At Diagram, we recently worked on redesigning the product pages on a client’s website, and one of the challenges we faced was improving page performance. These pages usually took 5-6 seconds to load, and we were looking to cut that time down to provide a better experience for the site’s users. Here are some of the insights we gained from the process:
Load the Most Important Data First
One of the first things we realized during this redesign is that the vast majority of the people who view these pages don’t need to see a page’s entire content right away. The first thing they would see is the page’s header text, a slideshow of product images at the top of the page, and a section that contains product videos and photos. They wouldn’t be able to see content further down the page until they started scrolling.
By prioritizing what people would see first and loading that content right away, we were able to make the most important information display first, and any additional loading time for items further down the page would usually go unnoticed. Prior to this change, the site had been loading everything on the page at the same time, and for pages with a large number of images, this could take as long as 6-10 seconds. By implementing this prioritization, we were able to cut page load times down to 2 seconds.
Cache, Cache, Cache
We’ve written before about the importance of using caching to improve page performance, and this project was a great example of this tactic. For these product pages, we used an asynchronous process to pre-load the data that can take longer to retrieve from the server. This allowed us to put some of the data behind a user interaction (such as a modal window) where it wouldn’t be displayed until it was clicked on, but once that interaction happened, it was ready to load instantly.
Note: in order to use this type of asynchronous data retrieval, you’ll need to make sure that data source you’re pulling the data from can support the increased number of requests without becoming a bottleneck. Unlike before, you're going to be doing these requests in parallel!
Keep the User In Mind
While all of this work to improve a page’s loading time can seem impressive, it’s all for naught if it’s not being done with the users’ best interests in mind. One thing to remember throughout the entire process is that the decisions to make these changes should be backed by metrics demonstrating how they can provide more value for the user.
Even if you cut a page’s load time in half, if metrics show that users are still leaving the page before they accomplish what you want them to do, then it’s a failure. Make sure the purpose of a page is clear and that a user is able to find the information they want or complete their tasks. Any improvements in page performance should be done in pursuit of those same goals.
Building Performative Websites

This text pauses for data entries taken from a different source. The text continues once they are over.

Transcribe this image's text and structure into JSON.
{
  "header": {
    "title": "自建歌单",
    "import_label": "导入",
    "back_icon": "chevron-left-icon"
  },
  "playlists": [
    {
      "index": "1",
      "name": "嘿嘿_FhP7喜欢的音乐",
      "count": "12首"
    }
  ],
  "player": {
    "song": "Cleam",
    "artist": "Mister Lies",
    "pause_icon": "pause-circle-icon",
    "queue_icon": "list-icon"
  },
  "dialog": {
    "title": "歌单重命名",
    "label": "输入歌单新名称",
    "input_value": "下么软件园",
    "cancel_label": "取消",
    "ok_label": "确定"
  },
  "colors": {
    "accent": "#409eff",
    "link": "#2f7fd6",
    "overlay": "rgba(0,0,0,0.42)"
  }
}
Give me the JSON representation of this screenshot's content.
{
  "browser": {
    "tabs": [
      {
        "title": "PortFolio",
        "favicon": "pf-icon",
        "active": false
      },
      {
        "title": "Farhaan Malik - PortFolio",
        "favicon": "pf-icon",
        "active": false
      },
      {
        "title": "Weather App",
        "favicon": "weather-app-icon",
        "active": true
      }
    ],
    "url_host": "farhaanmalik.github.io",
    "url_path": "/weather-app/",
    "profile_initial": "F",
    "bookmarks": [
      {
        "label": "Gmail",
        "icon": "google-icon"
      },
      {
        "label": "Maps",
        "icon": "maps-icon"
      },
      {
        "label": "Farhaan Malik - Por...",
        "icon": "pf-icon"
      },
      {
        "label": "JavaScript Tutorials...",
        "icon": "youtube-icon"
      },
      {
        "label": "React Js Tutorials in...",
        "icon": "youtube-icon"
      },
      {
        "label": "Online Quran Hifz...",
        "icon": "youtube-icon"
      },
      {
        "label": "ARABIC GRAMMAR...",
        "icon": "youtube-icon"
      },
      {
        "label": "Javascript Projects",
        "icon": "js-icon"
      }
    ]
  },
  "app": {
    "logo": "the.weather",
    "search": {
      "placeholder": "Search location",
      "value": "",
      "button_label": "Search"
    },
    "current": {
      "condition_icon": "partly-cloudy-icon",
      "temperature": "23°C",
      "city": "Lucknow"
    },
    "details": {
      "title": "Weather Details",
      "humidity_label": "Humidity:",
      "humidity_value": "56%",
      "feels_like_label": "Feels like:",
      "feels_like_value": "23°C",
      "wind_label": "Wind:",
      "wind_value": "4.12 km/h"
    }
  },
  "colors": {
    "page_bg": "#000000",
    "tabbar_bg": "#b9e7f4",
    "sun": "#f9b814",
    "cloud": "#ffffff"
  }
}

By following these tips, we’ve been able to create websites that load quickly while still providing the best possible experience for their users. Do you have any questions about how to implement these techniques to improve your website’s performance? Do you want to know more about how to create a good user experience? Please contact us!